» Dataset rows for apps and sites

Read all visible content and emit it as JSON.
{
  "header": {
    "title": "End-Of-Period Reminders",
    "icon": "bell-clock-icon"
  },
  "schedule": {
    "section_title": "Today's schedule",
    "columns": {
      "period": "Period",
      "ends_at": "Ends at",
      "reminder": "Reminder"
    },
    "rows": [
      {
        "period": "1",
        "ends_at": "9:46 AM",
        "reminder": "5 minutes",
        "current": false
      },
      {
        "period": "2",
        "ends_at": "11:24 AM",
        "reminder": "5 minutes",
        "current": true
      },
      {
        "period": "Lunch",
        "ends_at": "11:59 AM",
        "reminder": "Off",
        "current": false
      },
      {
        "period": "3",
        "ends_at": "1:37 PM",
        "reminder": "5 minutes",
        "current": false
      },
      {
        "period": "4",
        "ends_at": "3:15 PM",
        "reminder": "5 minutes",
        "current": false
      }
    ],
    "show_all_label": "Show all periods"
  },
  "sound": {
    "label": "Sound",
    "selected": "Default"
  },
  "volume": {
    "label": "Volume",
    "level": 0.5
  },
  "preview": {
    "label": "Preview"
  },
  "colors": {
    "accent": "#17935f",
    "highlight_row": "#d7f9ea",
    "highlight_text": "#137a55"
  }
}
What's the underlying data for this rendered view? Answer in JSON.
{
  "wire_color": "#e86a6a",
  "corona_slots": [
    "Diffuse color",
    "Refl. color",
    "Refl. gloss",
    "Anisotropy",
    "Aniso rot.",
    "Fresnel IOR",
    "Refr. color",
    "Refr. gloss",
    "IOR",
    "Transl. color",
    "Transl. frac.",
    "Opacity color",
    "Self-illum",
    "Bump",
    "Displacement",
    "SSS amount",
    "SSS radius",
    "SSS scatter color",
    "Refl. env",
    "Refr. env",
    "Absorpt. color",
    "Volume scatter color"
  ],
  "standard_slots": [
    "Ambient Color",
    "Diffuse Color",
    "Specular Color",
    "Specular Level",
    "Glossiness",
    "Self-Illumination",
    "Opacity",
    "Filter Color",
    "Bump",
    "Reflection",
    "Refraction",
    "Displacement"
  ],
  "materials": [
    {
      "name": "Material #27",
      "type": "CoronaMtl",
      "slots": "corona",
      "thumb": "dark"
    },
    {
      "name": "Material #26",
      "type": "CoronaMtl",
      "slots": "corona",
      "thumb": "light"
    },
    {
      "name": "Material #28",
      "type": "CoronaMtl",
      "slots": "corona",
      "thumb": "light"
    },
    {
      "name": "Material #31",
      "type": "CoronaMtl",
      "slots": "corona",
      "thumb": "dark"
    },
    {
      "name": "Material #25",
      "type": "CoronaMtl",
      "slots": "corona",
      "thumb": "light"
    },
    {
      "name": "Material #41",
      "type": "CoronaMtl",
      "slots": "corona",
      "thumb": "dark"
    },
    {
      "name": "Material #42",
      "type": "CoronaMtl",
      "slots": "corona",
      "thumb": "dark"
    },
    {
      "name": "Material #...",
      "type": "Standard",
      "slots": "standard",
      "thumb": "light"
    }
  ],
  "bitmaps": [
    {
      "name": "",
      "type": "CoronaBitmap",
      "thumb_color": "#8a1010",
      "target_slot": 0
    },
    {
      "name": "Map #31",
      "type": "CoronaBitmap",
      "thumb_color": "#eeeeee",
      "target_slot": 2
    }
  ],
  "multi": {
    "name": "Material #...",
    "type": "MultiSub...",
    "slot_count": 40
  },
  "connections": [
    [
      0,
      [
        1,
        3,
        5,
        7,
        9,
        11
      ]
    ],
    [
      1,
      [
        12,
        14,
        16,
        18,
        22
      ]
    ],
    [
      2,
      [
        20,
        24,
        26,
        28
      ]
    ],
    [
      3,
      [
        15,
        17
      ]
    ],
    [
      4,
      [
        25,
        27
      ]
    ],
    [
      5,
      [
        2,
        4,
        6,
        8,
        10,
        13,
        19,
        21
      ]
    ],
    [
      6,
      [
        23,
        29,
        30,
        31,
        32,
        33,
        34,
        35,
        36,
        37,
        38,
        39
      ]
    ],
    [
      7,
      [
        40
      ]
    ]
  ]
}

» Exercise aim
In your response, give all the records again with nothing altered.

» Written solution
Read all visible content and emit it as JSON.
{
  "header": {
    "title": "End-Of-Period Reminders",
    "icon": "bell-clock-icon"
  },
  "schedule": {
    "section_title": "Today's schedule",
    "columns": {
      "period": "Period",
      "ends_at": "Ends at",
      "reminder": "Reminder"
    },
    "rows": [
      {
        "period": "1",
        "ends_at": "9:46 AM",
        "reminder": "5 minutes",
        "current": false
      },
      {
        "period": "2",
        "ends_at": "11:24 AM",
        "reminder": "5 minutes",
        "current": true
      },
      {
        "period": "Lunch",
        "ends_at": "11:59 AM",
        "reminder": "Off",
        "current": false
      },
      {
        "period": "3",
        "ends_at": "1:37 PM",
        "reminder": "5 minutes",
        "current": false
      },
      {
        "period": "4",
        "ends_at": "3:15 PM",
        "reminder": "5 minutes",
        "current": false
      }
    ],
    "show_all_label": "Show all periods"
  },
  "sound": {
    "label": "Sound",
    "selected": "Default"
  },
  "volume": {
    "label": "Volume",
    "level": 0.5
  },
  "preview": {
    "label": "Preview"
  },
  "colors": {
    "accent": "#17935f",
    "highlight_row": "#d7f9ea",
    "highlight_text": "#137a55"
  }
}
What's the underlying data for this rendered view? Answer in JSON.
{
  "wire_color": "#e86a6a",
  "corona_slots": [
    "Diffuse color",
    "Refl. color",
    "Refl. gloss",
    "Anisotropy",
    "Aniso rot.",
    "Fresnel IOR",
    "Refr. color",
    "Refr. gloss",
    "IOR",
    "Transl. color",
    "Transl. frac.",
    "Opacity color",
    "Self-illum",
    "Bump",
    "Displacement",
    "SSS amount",
    "SSS radius",
    "SSS scatter color",
    "Refl. env",
    "Refr. env",
    "Absorpt. color",
    "Volume scatter color"
  ],
  "standard_slots": [
    "Ambient Color",
    "Diffuse Color",
    "Specular Color",
    "Specular Level",
    "Glossiness",
    "Self-Illumination",
    "Opacity",
    "Filter Color",
    "Bump",
    "Reflection",
    "Refraction",
    "Displacement"
  ],
  "materials": [
    {
      "name": "Material #27",
      "type": "CoronaMtl",
      "slots": "corona",
      "thumb": "dark"
    },
    {
      "name": "Material #26",
      "type": "CoronaMtl",
      "slots": "corona",
      "thumb": "light"
    },
    {
      "name": "Material #28",
      "type": "CoronaMtl",
      "slots": "corona",
      "thumb": "light"
    },
    {
      "name": "Material #31",
      "type": "CoronaMtl",
      "slots": "corona",
      "thumb": "dark"
    },
    {
      "name": "Material #25",
      "type": "CoronaMtl",
      "slots": "corona",
      "thumb": "light"
    },
    {
      "name": "Material #41",
      "type": "CoronaMtl",
      "slots": "corona",
      "thumb": "dark"
    },
    {
      "name": "Material #42",
      "type": "CoronaMtl",
      "slots": "corona",
      "thumb": "dark"
    },
    {
      "name": "Material #...",
      "type": "Standard",
      "slots": "standard",
      "thumb": "light"
    }
  ],
  "bitmaps": [
    {
      "name": "",
      "type": "CoronaBitmap",
      "thumb_color": "#8a1010",
      "target_slot": 0
    },
    {
      "name": "Map #31",
      "type": "CoronaBitmap",
      "thumb_color": "#eeeeee",
      "target_slot": 2
    }
  ],
  "multi": {
    "name": "Material #...",
    "type": "MultiSub...",
    "slot_count": 40
  },
  "connections": [
    [
      0,
      [
        1,
        3,
        5,
        7,
        9,
        11
      ]
    ],
    [
      1,
      [
        12,
        14,
        16,
        18,
        22
      ]
    ],
    [
      2,
      [
        20,
        24,
        26,
        28
      ]
    ],
    [
      3,
      [
        15,
        17
      ]
    ],
    [
      4,
      [
        25,
        27
      ]
    ],
    [
      5,
      [
        2,
        4,
        6,
        8,
        10,
        13,
        19,
        21
      ]
    ],
    [
      6,
      [
        23,
        29,
        30,
        31,
        32,
        33,
        34,
        35,
        36,
        37,
        38,
        39
      ]
    ],
    [
      7,
      [
        40
      ]
    ]
  ]
}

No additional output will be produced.